It seems Audi’s new head of design, Marc Lichte, might well be pulling the brand out of the deep ditch of sales-rep conservatism in which it hasbeen stuck. And it’s about time.
So, yeah, the Q2 stands out. It attracts attention and sparks conversation with parking-lot strangers. “Wow, it sure looks beautiful,” they exclaim, slowly circling it like a rogue wolf sizing up exotic prey. “What’s it like to drive?” And the short answer is “Good”.
The Q2 goes about its business like an A3 Sportback on stilts. While the raised ride height gives you better confidence in traffic, the familiar MQB underpinnings help deliver pleasantly crisp driving dynamics. Maybe not quite as sporty as the Mazda CX-3 but definitely tight enough to keep most keen drivers happy.
It rides pretty well too. Even fitted with optional 18-inch alloys, my test unit was not too hard and not too soft. Just right in the Goldilocks sense? Provided the asphalt wasn’t radically uneven or undulating then I’d have to say yes.
While the six-speed manual gearbox was pointless — I can’t see why you would want anything other than the S-Tronic in a machine like this — the surprisingly thirsty 1.4 turbocharged engine offered more than enough pull.
And, like all Audi products, the cabin refinement was top-notch. The build quality, the fit and finish of all the switchgear, and the way materials all blend together are second to none.
Space? Although the Q2 looks like an SUV, don’t expect SUV levels of room inside. The boot might be slightly bigger than the one doing duty in the A3 Sportback but with the rear seats folded flat there’s actually less cargo-carrying capacity on tap — 1050 litres versus 1220 litres. Hmm, deceptive, isn’t it?
What also proved misleading is the perceived sense of luxury — particularly in the amenities department. My test car was fitted with all manner of gadgets and gizmos that made it especially nice to spend time in. Satellite navigation, LED headlights, Audi Drive Select, artificial leather seats, adaptive cruise control, a beefy sound system and virtual cockpit instrument cluster: all the stuff I liked and wanted, and would no doubt put into the Q2 I would theoretically purchase, was an optional extra.

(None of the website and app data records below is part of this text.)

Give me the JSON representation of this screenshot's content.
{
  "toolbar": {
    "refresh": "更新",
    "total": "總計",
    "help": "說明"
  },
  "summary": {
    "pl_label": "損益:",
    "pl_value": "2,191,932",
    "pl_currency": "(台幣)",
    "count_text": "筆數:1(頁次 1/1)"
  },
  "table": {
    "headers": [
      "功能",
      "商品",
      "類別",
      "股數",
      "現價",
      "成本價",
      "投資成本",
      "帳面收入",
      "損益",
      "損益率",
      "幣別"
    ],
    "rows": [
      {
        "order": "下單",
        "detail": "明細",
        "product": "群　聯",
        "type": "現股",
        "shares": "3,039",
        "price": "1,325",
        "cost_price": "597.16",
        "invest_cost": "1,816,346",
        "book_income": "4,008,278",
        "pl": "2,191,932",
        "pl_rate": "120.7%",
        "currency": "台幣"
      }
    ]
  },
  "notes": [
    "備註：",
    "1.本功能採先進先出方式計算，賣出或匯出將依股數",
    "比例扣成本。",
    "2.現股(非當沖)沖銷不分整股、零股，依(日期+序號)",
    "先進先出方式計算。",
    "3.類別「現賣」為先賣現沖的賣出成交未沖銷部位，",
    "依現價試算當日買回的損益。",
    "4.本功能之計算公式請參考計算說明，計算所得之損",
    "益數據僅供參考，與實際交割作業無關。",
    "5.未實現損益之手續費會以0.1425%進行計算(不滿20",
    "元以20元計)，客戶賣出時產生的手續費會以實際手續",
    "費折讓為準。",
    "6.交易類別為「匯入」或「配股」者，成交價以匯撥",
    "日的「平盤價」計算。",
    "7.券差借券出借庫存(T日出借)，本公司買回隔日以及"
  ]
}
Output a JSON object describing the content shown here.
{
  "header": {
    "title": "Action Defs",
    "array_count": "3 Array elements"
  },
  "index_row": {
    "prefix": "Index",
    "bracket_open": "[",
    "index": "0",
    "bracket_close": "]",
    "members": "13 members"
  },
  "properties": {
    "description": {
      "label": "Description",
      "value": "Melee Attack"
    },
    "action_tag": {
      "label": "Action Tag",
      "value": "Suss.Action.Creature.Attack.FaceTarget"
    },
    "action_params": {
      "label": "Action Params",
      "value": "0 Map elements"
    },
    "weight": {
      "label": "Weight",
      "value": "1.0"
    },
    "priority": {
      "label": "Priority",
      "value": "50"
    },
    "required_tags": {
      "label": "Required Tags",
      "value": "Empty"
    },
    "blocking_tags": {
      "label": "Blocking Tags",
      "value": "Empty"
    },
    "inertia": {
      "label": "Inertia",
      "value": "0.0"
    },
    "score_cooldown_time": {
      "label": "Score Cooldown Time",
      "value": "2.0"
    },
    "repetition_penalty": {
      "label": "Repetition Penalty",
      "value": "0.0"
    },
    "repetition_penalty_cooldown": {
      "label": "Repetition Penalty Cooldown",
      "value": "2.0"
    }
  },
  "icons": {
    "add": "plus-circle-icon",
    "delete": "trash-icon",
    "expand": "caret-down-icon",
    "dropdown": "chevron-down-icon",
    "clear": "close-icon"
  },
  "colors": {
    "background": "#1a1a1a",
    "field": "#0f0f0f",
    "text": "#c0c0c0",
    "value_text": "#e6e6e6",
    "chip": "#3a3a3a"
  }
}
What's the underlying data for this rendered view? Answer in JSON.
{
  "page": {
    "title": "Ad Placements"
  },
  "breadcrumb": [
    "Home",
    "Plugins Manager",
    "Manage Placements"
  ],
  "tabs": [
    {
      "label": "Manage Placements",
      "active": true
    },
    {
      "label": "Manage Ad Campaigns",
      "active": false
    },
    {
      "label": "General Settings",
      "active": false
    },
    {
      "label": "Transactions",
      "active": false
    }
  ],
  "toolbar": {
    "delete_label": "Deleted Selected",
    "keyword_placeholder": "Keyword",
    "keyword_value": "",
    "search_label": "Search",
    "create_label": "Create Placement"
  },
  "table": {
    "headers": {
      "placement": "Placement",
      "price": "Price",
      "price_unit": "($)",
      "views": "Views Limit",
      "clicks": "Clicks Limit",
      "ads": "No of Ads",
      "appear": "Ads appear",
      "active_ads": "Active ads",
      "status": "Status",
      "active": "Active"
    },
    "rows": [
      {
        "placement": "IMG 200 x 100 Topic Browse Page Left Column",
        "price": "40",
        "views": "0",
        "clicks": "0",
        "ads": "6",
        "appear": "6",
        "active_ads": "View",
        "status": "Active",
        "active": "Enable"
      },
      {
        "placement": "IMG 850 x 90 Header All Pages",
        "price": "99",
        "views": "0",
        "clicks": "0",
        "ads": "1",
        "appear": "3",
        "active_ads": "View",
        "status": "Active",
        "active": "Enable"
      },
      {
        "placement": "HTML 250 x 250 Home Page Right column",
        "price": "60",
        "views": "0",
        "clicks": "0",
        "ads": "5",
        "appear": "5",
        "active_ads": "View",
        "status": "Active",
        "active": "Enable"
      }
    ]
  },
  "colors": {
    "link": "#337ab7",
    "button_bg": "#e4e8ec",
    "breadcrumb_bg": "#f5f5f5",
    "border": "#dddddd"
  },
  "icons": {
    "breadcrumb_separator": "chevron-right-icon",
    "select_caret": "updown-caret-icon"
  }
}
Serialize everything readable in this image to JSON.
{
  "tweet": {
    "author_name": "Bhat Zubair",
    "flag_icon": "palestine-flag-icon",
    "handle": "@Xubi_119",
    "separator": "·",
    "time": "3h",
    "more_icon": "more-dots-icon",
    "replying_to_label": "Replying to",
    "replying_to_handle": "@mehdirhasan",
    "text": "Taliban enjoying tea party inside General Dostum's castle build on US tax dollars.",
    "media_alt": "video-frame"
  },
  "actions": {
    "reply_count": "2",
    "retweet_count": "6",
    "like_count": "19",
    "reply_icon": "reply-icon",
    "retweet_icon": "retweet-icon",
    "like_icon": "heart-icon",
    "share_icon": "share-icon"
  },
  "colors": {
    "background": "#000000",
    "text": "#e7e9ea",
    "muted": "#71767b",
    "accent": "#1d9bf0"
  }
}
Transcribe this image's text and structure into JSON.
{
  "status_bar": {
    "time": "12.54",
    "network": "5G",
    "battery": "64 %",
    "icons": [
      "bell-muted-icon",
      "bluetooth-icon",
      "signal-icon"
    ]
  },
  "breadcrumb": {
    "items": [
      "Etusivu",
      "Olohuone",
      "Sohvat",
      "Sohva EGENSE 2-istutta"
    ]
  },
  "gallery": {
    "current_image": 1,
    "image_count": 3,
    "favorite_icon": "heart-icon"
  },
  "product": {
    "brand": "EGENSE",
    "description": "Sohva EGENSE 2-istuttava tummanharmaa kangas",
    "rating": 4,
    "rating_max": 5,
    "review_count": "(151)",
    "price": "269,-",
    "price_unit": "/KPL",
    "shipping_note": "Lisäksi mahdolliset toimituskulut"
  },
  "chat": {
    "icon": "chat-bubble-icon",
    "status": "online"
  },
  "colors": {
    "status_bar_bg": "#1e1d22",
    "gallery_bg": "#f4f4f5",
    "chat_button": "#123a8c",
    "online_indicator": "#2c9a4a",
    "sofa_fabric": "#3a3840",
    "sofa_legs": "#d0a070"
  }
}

And when you add all these things to the steep base price (R511 000), you’re suddenly staring down a R120 900 premium: a premium that rockets the Q2 into a ridiculous pricing bracket. I mean, mine was nearly R650k!
Perhaps there was a mistake? Perhaps I was missing something here? Alas. The more I scrutinised the price list and the more I added tempting variables into the final mix — even on the entry-level 1.0TFSI model — the more I struggled to justify Q2 ownership.
Don’t get me wrong: this is a fine car and architecturally it certainly makes a bold statement, particularly about Audi’s design direction going forward. But through my eyes it’s simply not worth it. An A3 Sportback will do everything it can for less, while the more practical Q3 will out-trump it for not much extra. Q2. Pretty. Pointless. – Thomas Falkiner
Fast Facts: Audi Q2 1.4 TFSI
Engine: 1395cc four-cylinder turbo
Power: 110kW at 5000rpm
Torque: 250Nm from 1500 to 3500rpm
Transmission: six-speed manual
0-100km/h: 8.5-seconds (claimed)
Top speed: 212km/h (claimed)
Fuel: 9.3l/100km (achieved)
CO2: 128g/km (claimed)
Price: From R511 000